Many of know Michelle as Barack Obama’s husband, but she is so much more than that.  The two of them have an incredibly loving relationship of mutual support and tenderness.  Michelle is an icon that we can all look up to for believing in our own power and stepping up to do the hard work to achieve our goals.  In the back of the book are some self-reflection questions, 10 key lessons for readers to learn from Michelle’s life, and a list of further reading.  It is so important for there to be role models for everyone, and having a strong Black woman that is highly educated can normalize the goals for women that may not see themselves in our media very often, especially in law.  This book is an awesome addition to any shelf, and Michelle is a fantastic inspiration for the benefits of studying hard and doing community-driven work that benefits others.

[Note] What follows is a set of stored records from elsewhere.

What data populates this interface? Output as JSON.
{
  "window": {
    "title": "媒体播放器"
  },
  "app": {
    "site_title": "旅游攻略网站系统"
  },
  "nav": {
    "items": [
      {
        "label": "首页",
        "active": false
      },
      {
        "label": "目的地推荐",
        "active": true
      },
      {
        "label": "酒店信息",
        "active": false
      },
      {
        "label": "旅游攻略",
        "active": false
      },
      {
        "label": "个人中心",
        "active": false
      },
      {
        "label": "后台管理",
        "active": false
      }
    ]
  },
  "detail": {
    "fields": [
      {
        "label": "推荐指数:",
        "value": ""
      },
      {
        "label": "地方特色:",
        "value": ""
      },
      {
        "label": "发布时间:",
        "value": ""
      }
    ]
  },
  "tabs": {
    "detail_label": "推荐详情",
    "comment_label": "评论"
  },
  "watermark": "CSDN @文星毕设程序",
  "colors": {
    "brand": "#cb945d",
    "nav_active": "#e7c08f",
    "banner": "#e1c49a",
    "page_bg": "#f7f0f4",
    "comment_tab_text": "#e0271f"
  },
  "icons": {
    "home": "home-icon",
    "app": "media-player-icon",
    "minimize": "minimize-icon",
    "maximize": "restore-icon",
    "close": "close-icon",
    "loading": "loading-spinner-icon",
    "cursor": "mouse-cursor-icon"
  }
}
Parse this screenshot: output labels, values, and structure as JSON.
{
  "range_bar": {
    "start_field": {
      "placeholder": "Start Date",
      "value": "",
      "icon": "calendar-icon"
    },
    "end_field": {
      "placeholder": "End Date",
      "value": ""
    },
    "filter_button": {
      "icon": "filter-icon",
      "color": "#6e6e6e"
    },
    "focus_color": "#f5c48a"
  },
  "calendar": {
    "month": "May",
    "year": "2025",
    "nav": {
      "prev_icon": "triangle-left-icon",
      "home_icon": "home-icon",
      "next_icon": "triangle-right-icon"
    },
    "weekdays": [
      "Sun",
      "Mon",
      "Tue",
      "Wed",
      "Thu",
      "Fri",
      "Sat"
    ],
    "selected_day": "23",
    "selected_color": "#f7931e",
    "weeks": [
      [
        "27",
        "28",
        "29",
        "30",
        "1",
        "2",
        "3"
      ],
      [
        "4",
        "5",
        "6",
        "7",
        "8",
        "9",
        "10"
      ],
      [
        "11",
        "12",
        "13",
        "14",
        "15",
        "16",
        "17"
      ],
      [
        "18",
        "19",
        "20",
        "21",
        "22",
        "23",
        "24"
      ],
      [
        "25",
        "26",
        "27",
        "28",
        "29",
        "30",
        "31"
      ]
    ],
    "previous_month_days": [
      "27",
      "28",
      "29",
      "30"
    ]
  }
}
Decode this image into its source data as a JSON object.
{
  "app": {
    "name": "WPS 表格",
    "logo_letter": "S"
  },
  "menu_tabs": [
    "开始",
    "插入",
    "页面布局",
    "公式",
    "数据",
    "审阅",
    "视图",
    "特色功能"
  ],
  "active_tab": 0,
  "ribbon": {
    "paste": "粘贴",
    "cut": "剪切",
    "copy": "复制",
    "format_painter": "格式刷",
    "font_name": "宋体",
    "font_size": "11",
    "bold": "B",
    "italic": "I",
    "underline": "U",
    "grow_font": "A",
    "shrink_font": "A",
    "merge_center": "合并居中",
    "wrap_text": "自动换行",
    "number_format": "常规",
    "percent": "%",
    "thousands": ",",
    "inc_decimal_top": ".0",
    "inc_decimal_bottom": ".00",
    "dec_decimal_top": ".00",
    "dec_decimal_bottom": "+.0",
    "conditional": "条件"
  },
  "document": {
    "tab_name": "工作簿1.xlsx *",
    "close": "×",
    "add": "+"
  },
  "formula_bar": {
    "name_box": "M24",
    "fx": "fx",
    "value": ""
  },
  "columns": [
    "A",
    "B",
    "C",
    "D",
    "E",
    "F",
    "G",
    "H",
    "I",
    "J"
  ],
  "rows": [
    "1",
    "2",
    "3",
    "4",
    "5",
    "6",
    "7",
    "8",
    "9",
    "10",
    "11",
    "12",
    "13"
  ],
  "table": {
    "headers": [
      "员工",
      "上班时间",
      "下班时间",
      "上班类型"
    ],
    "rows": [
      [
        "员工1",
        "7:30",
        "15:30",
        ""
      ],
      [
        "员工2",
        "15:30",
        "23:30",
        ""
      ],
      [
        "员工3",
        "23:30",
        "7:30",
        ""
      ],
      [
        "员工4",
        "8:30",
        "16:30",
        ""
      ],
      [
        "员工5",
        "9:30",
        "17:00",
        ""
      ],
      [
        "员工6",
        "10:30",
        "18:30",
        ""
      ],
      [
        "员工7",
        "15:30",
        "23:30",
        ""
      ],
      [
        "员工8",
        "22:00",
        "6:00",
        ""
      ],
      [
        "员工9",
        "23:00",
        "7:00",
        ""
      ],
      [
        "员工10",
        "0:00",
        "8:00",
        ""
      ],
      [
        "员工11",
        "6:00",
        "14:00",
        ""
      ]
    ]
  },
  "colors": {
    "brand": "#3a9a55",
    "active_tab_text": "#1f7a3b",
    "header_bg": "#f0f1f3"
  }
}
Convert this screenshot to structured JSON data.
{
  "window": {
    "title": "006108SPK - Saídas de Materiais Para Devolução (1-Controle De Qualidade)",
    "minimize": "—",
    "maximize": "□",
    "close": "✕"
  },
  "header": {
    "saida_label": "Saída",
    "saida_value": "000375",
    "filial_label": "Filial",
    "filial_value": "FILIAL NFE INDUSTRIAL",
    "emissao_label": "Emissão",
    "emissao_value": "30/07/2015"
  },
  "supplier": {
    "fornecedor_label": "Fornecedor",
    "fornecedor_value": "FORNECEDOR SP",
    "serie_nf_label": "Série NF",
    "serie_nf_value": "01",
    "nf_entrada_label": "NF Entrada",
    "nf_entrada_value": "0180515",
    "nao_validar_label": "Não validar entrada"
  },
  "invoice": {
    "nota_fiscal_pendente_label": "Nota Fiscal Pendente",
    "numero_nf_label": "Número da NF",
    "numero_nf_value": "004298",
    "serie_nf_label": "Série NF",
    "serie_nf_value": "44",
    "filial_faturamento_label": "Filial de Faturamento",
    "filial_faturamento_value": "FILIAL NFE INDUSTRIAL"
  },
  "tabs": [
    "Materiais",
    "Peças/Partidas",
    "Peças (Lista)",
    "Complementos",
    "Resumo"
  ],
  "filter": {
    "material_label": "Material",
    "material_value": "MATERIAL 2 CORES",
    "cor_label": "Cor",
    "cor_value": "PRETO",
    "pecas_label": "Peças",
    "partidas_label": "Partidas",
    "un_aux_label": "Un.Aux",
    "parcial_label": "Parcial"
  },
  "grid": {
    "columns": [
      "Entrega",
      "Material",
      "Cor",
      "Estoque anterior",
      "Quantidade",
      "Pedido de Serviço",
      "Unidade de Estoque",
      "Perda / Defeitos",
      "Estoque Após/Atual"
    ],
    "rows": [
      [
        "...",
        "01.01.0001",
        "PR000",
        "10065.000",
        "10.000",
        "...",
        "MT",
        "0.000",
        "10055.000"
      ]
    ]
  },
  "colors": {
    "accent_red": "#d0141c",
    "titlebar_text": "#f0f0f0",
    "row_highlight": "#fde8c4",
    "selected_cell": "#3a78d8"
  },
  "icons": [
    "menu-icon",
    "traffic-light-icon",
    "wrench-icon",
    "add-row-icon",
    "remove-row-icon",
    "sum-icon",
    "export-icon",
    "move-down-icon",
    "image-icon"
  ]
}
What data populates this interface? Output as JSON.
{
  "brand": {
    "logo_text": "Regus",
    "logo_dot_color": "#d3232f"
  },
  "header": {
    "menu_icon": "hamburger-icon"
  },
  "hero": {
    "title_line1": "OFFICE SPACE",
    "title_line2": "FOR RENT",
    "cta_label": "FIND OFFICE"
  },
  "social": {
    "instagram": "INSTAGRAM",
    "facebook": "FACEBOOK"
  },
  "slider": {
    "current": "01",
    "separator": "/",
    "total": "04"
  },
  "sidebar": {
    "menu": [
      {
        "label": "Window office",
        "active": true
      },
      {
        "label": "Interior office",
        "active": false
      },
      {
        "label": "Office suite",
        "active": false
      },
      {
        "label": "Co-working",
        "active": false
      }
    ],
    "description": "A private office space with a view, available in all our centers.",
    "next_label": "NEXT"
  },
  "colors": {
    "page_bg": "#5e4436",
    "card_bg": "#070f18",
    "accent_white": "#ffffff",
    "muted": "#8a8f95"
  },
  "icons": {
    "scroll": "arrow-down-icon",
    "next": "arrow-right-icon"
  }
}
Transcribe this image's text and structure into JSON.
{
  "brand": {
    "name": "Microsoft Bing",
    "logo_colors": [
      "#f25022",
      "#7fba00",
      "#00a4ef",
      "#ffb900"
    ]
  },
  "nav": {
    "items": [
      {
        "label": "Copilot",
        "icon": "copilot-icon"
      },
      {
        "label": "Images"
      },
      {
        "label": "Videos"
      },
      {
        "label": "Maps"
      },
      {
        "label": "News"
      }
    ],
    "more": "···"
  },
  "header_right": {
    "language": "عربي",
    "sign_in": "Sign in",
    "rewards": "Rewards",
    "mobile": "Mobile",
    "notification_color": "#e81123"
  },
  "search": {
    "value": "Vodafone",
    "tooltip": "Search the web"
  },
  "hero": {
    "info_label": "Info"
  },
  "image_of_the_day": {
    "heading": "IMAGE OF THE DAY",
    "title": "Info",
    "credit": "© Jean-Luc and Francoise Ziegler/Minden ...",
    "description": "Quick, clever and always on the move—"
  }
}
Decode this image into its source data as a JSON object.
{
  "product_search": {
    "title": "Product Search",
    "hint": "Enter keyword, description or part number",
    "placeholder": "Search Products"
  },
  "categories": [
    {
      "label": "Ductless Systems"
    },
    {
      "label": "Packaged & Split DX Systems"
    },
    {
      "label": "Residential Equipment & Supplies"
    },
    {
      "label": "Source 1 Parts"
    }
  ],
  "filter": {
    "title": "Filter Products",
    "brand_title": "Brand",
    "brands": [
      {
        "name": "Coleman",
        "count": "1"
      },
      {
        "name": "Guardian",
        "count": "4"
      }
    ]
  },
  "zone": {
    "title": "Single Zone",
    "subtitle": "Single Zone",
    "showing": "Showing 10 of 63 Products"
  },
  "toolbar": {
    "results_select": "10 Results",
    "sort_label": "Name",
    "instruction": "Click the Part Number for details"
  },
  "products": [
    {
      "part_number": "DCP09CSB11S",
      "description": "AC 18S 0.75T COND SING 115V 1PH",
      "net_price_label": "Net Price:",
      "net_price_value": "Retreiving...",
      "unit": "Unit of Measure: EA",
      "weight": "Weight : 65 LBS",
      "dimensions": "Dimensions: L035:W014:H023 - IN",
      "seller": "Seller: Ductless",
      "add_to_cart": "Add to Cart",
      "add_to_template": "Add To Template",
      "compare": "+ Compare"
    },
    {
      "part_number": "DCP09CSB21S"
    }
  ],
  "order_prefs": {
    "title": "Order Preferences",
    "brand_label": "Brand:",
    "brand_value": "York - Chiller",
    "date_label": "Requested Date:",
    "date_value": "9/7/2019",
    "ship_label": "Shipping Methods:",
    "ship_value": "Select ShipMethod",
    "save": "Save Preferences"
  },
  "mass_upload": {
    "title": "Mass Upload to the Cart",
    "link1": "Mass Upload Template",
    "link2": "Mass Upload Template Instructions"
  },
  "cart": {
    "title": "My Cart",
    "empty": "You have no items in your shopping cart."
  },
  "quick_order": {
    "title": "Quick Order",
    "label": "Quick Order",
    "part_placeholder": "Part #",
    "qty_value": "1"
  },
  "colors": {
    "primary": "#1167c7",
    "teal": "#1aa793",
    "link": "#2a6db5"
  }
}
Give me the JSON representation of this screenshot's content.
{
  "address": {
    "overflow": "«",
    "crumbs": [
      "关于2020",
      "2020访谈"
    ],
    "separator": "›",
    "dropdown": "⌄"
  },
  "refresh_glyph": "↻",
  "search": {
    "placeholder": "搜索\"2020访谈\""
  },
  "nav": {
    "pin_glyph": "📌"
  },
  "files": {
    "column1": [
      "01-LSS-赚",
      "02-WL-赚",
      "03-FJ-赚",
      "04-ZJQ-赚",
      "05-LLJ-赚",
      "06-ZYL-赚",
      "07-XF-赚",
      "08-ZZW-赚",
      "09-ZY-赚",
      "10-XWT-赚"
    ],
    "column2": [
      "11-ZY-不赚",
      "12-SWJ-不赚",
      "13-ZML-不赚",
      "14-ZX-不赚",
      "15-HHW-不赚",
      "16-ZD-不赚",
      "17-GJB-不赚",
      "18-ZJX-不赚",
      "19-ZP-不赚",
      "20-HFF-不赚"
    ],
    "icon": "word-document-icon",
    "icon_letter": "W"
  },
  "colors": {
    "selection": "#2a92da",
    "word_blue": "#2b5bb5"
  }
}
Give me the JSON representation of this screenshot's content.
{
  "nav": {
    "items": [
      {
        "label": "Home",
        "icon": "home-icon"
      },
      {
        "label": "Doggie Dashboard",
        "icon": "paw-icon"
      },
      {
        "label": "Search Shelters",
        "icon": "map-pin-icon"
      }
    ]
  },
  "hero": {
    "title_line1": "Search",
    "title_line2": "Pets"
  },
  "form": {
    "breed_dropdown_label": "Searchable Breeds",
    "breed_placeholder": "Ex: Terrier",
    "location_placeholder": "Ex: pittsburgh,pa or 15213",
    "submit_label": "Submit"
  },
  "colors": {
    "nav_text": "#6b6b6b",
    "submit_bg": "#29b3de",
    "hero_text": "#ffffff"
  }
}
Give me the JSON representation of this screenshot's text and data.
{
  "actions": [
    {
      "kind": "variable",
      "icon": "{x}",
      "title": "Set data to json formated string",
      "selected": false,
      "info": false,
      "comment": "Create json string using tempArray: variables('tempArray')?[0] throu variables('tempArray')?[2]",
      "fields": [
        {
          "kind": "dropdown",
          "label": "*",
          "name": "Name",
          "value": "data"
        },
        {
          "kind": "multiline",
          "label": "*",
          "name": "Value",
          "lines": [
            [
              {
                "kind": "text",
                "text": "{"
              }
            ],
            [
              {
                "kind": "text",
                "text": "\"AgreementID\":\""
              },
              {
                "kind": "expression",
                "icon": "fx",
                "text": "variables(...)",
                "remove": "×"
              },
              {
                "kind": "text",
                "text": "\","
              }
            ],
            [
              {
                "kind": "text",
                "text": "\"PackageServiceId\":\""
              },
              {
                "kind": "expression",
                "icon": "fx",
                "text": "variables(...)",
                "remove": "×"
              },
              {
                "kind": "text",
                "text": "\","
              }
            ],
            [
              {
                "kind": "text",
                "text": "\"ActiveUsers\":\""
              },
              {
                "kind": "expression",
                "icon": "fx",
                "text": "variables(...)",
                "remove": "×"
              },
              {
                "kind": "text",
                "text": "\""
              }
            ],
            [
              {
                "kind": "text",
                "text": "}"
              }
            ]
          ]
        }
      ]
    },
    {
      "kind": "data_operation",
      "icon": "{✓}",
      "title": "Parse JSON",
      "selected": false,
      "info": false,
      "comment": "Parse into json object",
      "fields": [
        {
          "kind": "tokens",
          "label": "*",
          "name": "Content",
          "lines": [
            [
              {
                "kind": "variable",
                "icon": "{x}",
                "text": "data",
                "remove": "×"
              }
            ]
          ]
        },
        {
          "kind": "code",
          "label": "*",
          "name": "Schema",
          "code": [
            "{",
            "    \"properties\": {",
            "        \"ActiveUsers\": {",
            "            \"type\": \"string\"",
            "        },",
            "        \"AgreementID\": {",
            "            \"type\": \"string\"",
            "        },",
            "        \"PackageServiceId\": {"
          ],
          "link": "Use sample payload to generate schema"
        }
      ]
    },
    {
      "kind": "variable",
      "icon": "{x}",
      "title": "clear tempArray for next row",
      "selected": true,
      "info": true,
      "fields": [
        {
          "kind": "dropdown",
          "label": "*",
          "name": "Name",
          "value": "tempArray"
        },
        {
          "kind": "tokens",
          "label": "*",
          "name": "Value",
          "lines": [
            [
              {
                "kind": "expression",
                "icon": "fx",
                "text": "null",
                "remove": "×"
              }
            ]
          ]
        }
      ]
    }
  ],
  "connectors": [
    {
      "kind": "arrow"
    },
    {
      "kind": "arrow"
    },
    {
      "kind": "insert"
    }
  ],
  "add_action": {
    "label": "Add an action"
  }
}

This next volume in the Work It Girl! series will be out on March 3rd! This book was sent to us by Quarto, but all opinions are our own.

About the Author & the Illustrator:

Benjamin PuCaroline Moss began her writing career as a technology and culture reporter at Business Insider, where she rose the ranks to deputy editor over two and a half years at the company. Caroline covered viral content, YouTube and social media stars, and internet trends before leaving to write “HEY LADIES!” with Michelle Markowitz, a book based on their popular series at The Toast. A few years later she joined BuzzFeed News to help produce their morning show, AM to DM, and it was there that Caroline wrote the first two books in the “Work It, Girl!” series.

In between, she has written for The New York Times, New York Magazine, Cosmopolitan, The Hairpin, Racked, VICE, and more. Caroline’s books have appeared in The New York Times, Refinery29, Bustle, and more.

thumbweb-xoxoSinem Erkas is a graphic illustrator and art director with an appetite for experimentation and a good sense of fun.

Her practice ranges from digital artworks to 3D photo-illustrations and her favourite projects involve creating playful and bold imagery that make you look twice.

Based in London, she graduated from CSM in 2008 and has since acquired numerous design awards and clients that include Profile Books, Elle Decoration, Hachette Publishers, Google, SHOWstudio and Warp Records amongst many others.

Sinem’s first illustrated book The Girl Guide has been published in 16+ languages and she is currently working on a series of illustrated biographies Work It, Girl.